(Try it):
From the material below, pull each line containing the string "Пирогівці".

- - - - - - -

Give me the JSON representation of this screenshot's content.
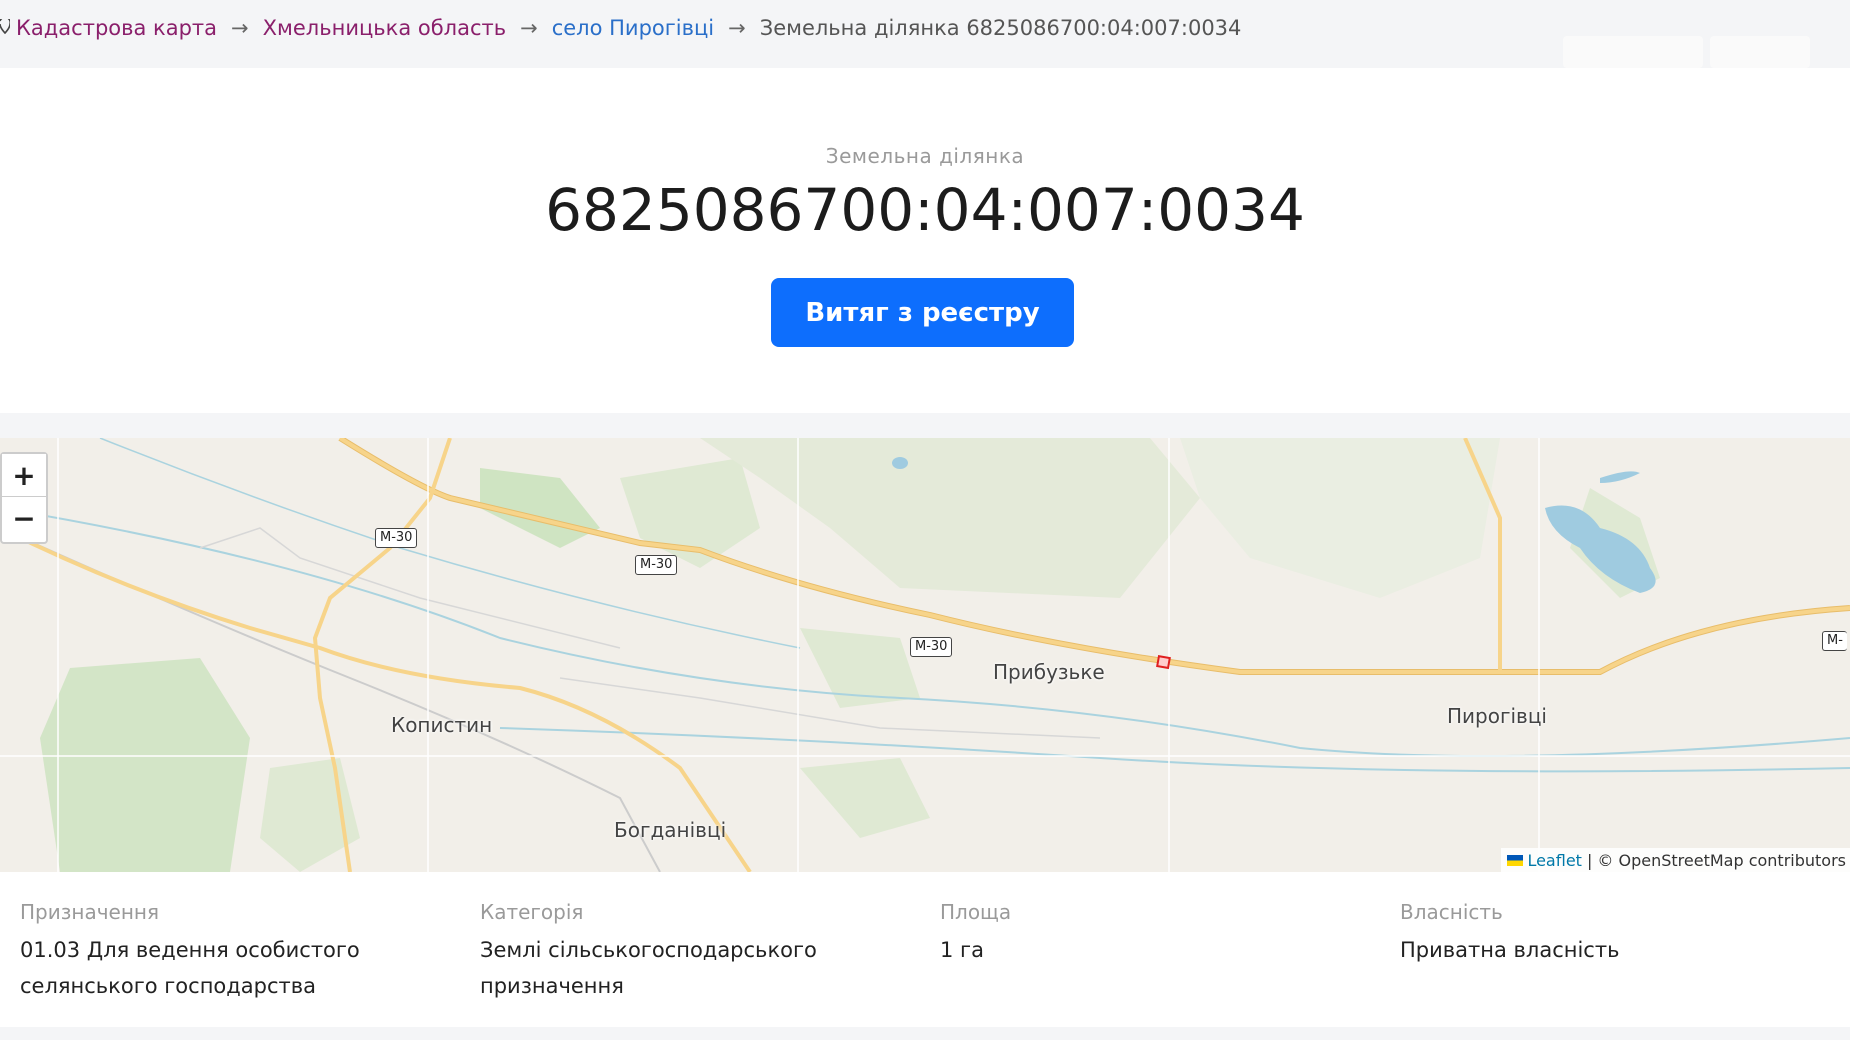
{
  "breadcrumb": {
    "items": [
      {
        "label": "Кадастрова карта"
      },
      {
        "label": "Хмельницька область"
      },
      {
        "label": "село Пирогівці"
      }
    ],
    "separator": "→",
    "current": "Земельна ділянка 6825086700:04:007:0034"
  },
  "header": {
    "subtitle": "Земельна ділянка",
    "title": "6825086700:04:007:0034",
    "button_label": "Витяг з реєстру"
  },
  "map": {
    "zoom_in": "+",
    "zoom_out": "−",
    "places": {
      "prybuzke": "Прибузьке",
      "pyrohivtsi": "Пирогівці",
      "kopystyn": "Копистин",
      "bohdanivtsi": "Богданівці"
    },
    "road_label": "М-30",
    "road_label_cut": "М-",
    "attribution": {
      "link": "Leaflet",
      "text": "| © OpenStreetMap contributors"
    },
    "colors": {
      "background": "#f2efe9",
      "road": "#f7d48a",
      "water": "#aad3df",
      "forest": "#dfe9d3",
      "parcel": "#e02020"
    }
  },
  "info": {
    "purpose": {
      "label": "Призначення",
      "value": "01.03 Для ведення особистого селянського господарства"
    },
    "category": {
      "label": "Категорія",
      "value": "Землі сільськогосподарського призначення"
    },
    "area": {
      "label": "Площа",
      "value": "1 га"
    },
    "ownership": {
      "label": "Власність",
      "value": "Приватна власність"
    }
  },
  "colors": {
    "accent": "#0d6efd",
    "breadcrumb_link": "#8a1f6b",
    "breadcrumb_active_link": "#2a6fc9"
  }
}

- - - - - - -

(Expected output):
        "label": "село Пирогівці"
      "pyrohivtsi": "Пирогівці",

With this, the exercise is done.